We spend a lot of time in business coverage talking about the big companies: Amazon, Starbucks, Apple, Walmart, etc. This is in large part because they have a lot of employees, a lot of customers, and they have locations all over the country (and world) so therefore what they do affects, and interests, a lot of people.
However, today is National Mom and Pop Business Owners Day and we want to remind business journalists that every large company was once a small business, and small businesses deserve just as much as your news coverage as these large corporations because they impact just as many people.
The number of small business in the U.S. has steadily grown over the past decade and the pandemic saw the largest number of new small businesses ever. According to the Small Business Administration (SBA), 32.5 million small businesses employed 46.8% of the private workforce last year. That means there are plenty of opportunities and angles about small business owners for journalists to find. Here are a few tips on where to start.
Small businesses are everywhere
As a business reporter it is beneficial to understand how small businesses fit into the economic landscape of your coverage area. You can start by checking the SBA’s helpful overview of the small-business community in your state. These profiles include key information you can use as a starting point such as how many jobs they create, what industries have the most small businesses, and how many people they employ.
From there you can interview staff at your district or regional SBA office, speak to local government officials on current legislation that affects or is aimed at small businesses, and talk to lenders to see what types of businesses they are backing. You may even come across grant programs specifically for small businesses such as this one from American Express and the National Trust of Historic Preservation that is giving $40K grants to 25 small, independent restaurants.
Small business owners are people of all kinds
Baby boomers, millennials, women, minorities, immigrants, and veterans. Small business owners represent a very broad and diverse demographic. Some small businesses contribute full-time income to their owners while other owners have them as side hustles to bring in some extra cash for themselves or their families.
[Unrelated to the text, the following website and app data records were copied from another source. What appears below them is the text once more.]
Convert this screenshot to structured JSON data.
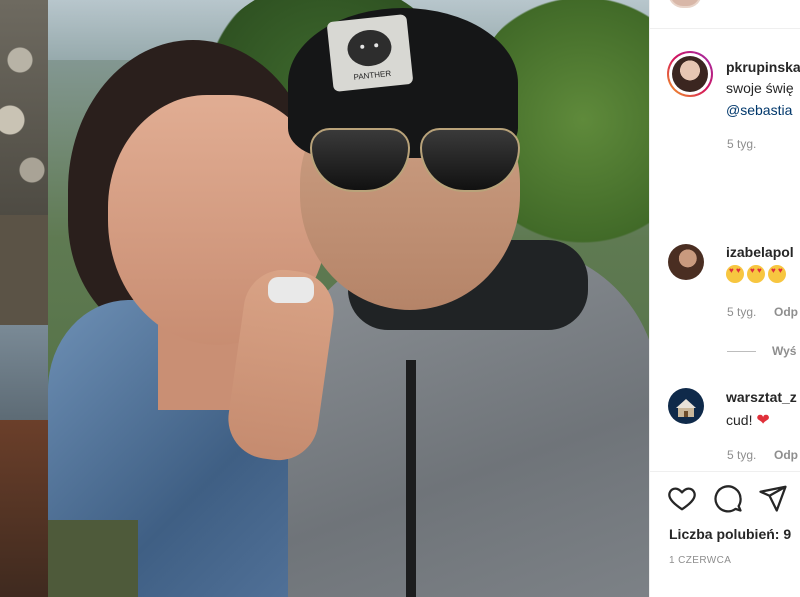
{
  "post": {
    "author": "pkrupinska",
    "caption_line1": "swoje świę",
    "caption_mention": "@sebastia",
    "time_ago": "5 tyg."
  },
  "comments": [
    {
      "username": "izabelapol",
      "time_ago": "5 tyg.",
      "reply_label": "Odp",
      "view_replies": "Wyś"
    },
    {
      "username": "warsztat_z",
      "text": "cud!",
      "time_ago": "5 tyg.",
      "reply_label": "Odp"
    }
  ],
  "icons": {
    "like": "heart-outline-icon",
    "comment": "comment-bubble-icon",
    "share": "paper-plane-icon"
  },
  "likes_label": "Liczba polubień: 9",
  "post_date": "1 CZERWCA",
  "photo_text": {
    "cap_patch": "PANTHER"
  },
  "colors": {
    "link": "#00376b",
    "text": "#262626",
    "muted": "#8e8e8e",
    "heart": "#e0303a"
  }
}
Eighty-two percent of small businesses are nonemployers, meaning they don’t have any paid employees, and even though they make up the majority of small businesses, they account for only 3% of sales receipts. The bulk of business comes from employers where, unfortunately many demographics are underrepresented.
Consider these facts when profiling owners and ask them what drew them to their location, what challenges they face, what support they have, if they have plans or the means to expand, and if they are optimistic about the future of their business and local economy. Adding context to these businesses by telling their stories can help your readers have a deeper appreciation for, as well as, support their local shops, which in turn supports their local economy.
Business success doesn’t happen overnight
Remember, you never know when a small business will go from having one location to being on every corner, so don’t assume that small businesses only have a small impact. The most successful companies were once operating at small scale. Apple and Amazon did not get to be the conglomerates they are today overnight. Wouldn’t you have loved to be a journalist that interviewed the founders when they were just some guys creating something in their garage?